## PROBLEM REQUIREMENTS
Each entry below is to be extracted exactly.

## INPUT RECORDS
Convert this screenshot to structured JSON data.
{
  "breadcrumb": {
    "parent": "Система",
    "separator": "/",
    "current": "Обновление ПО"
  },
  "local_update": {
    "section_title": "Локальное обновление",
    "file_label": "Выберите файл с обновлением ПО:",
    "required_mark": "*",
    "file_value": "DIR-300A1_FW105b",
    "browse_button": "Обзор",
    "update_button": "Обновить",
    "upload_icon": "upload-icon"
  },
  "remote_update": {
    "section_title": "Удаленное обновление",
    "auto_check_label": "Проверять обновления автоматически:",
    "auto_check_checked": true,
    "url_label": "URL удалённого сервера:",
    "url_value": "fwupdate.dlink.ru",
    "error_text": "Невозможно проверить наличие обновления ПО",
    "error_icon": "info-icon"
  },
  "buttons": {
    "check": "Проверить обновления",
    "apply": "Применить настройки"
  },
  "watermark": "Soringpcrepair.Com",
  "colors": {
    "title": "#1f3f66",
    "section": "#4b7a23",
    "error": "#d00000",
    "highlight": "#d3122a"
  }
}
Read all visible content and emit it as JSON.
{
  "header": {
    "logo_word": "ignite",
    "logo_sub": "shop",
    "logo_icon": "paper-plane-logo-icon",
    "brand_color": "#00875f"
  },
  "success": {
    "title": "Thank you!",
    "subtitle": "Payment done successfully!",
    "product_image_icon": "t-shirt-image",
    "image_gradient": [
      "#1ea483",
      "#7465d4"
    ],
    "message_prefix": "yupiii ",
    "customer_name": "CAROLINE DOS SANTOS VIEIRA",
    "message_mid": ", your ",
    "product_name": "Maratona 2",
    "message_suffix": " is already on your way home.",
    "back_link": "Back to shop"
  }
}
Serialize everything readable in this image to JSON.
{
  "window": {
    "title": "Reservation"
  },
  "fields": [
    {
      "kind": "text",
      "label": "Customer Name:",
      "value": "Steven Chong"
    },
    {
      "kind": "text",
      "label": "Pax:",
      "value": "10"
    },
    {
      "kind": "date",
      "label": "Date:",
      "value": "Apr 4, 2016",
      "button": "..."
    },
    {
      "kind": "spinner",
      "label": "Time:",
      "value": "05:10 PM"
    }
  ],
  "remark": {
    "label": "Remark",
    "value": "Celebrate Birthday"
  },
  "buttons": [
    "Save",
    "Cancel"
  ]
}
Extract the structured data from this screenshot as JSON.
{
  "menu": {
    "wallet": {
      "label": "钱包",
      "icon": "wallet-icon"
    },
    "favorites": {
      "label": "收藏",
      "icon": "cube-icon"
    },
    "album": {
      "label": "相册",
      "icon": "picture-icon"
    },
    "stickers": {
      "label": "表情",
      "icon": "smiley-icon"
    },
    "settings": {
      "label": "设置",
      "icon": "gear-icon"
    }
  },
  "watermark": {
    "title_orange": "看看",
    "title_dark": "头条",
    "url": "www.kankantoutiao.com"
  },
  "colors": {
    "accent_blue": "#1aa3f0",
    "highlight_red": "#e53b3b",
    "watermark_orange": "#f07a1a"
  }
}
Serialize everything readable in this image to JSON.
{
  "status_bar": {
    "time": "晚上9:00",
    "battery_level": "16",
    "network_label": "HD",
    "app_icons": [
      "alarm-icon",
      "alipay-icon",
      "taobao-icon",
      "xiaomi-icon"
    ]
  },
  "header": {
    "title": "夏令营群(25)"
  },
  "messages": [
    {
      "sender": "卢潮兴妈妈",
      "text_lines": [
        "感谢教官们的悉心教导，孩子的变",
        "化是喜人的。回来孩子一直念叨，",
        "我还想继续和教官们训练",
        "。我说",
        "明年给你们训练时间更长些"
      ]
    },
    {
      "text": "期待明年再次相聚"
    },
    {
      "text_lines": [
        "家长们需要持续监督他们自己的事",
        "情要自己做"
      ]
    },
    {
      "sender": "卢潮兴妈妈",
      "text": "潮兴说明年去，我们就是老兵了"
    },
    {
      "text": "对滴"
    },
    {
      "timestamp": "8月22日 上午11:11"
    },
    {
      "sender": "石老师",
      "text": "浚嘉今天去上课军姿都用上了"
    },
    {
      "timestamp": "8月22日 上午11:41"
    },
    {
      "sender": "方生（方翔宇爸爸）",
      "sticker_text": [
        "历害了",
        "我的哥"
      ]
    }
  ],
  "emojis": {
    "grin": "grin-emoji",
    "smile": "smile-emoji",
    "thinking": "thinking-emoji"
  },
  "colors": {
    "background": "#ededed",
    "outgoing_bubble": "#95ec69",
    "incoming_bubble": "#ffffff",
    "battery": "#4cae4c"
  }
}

## RESPONSE AREA
Convert this screenshot to structured JSON data.
{
  "breadcrumb": {
    "parent": "Система",
    "separator": "/",
    "current": "Обновление ПО"
  },
  "local_update": {
    "section_title": "Локальное обновление",
    "file_label": "Выберите файл с обновлением ПО:",
    "required_mark": "*",
    "file_value": "DIR-300A1_FW105b",
    "browse_button": "Обзор",
    "update_button": "Обновить",
    "upload_icon": "upload-icon"
  },
  "remote_update": {
    "section_title": "Удаленное обновление",
    "auto_check_label": "Проверять обновления автоматически:",
    "auto_check_checked": true,
    "url_label": "URL удалённого сервера:",
    "url_value": "fwupdate.dlink.ru",
    "error_text": "Невозможно проверить наличие обновления ПО",
    "error_icon": "info-icon"
  },
  "buttons": {
    "check": "Проверить обновления",
    "apply": "Применить настройки"
  },
  "watermark": "Soringpcrepair.Com",
  "colors": {
    "title": "#1f3f66",
    "section": "#4b7a23",
    "error": "#d00000",
    "highlight": "#d3122a"
  }
}
Read all visible content and emit it as JSON.
{
  "header": {
    "logo_word": "ignite",
    "logo_sub": "shop",
    "logo_icon": "paper-plane-logo-icon",
    "brand_color": "#00875f"
  },
  "success": {
    "title": "Thank you!",
    "subtitle": "Payment done successfully!",
    "product_image_icon": "t-shirt-image",
    "image_gradient": [
      "#1ea483",
      "#7465d4"
    ],
    "message_prefix": "yupiii ",
    "customer_name": "CAROLINE DOS SANTOS VIEIRA",
    "message_mid": ", your ",
    "product_name": "Maratona 2",
    "message_suffix": " is already on your way home.",
    "back_link": "Back to shop"
  }
}
Serialize everything readable in this image to JSON.
{
  "window": {
    "title": "Reservation"
  },
  "fields": [
    {
      "kind": "text",
      "label": "Customer Name:",
      "value": "Steven Chong"
    },
    {
      "kind": "text",
      "label": "Pax:",
      "value": "10"
    },
    {
      "kind": "date",
      "label": "Date:",
      "value": "Apr 4, 2016",
      "button": "..."
    },
    {
      "kind": "spinner",
      "label": "Time:",
      "value": "05:10 PM"
    }
  ],
  "remark": {
    "label": "Remark",
    "value": "Celebrate Birthday"
  },
  "buttons": [
    "Save",
    "Cancel"
  ]
}
Extract the structured data from this screenshot as JSON.
{
  "menu": {
    "wallet": {
      "label": "钱包",
      "icon": "wallet-icon"
    },
    "favorites": {
      "label": "收藏",
      "icon": "cube-icon"
    },
    "album": {
      "label": "相册",
      "icon": "picture-icon"
    },
    "stickers": {
      "label": "表情",
      "icon": "smiley-icon"
    },
    "settings": {
      "label": "设置",
      "icon": "gear-icon"
    }
  },
  "watermark": {
    "title_orange": "看看",
    "title_dark": "头条",
    "url": "www.kankantoutiao.com"
  },
  "colors": {
    "accent_blue": "#1aa3f0",
    "highlight_red": "#e53b3b",
    "watermark_orange": "#f07a1a"
  }
}
Serialize everything readable in this image to JSON.
{
  "status_bar": {
    "time": "晚上9:00",
    "battery_level": "16",
    "network_label": "HD",
    "app_icons": [
      "alarm-icon",
      "alipay-icon",
      "taobao-icon",
      "xiaomi-icon"
    ]
  },
  "header": {
    "title": "夏令营群(25)"
  },
  "messages": [
    {
      "sender": "卢潮兴妈妈",
      "text_lines": [
        "感谢教官们的悉心教导，孩子的变",
        "化是喜人的。回来孩子一直念叨，",
        "我还想继续和教官们训练",
        "。我说",
        "明年给你们训练时间更长些"
      ]
    },
    {
      "text": "期待明年再次相聚"
    },
    {
      "text_lines": [
        "家长们需要持续监督他们自己的事",
        "情要自己做"
      ]
    },
    {
      "sender": "卢潮兴妈妈",
      "text": "潮兴说明年去，我们就是老兵了"
    },
    {
      "text": "对滴"
    },
    {
      "timestamp": "8月22日 上午11:11"
    },
    {
      "sender": "石老师",
      "text": "浚嘉今天去上课军姿都用上了"
    },
    {
      "timestamp": "8月22日 上午11:41"
    },
    {
      "sender": "方生（方翔宇爸爸）",
      "sticker_text": [
        "历害了",
        "我的哥"
      ]
    }
  ],
  "emojis": {
    "grin": "grin-emoji",
    "smile": "smile-emoji",
    "thinking": "thinking-emoji"
  },
  "colors": {
    "background": "#ededed",
    "outgoing_bubble": "#95ec69",
    "incoming_bubble": "#ffffff",
    "battery": "#4cae4c"
  }
}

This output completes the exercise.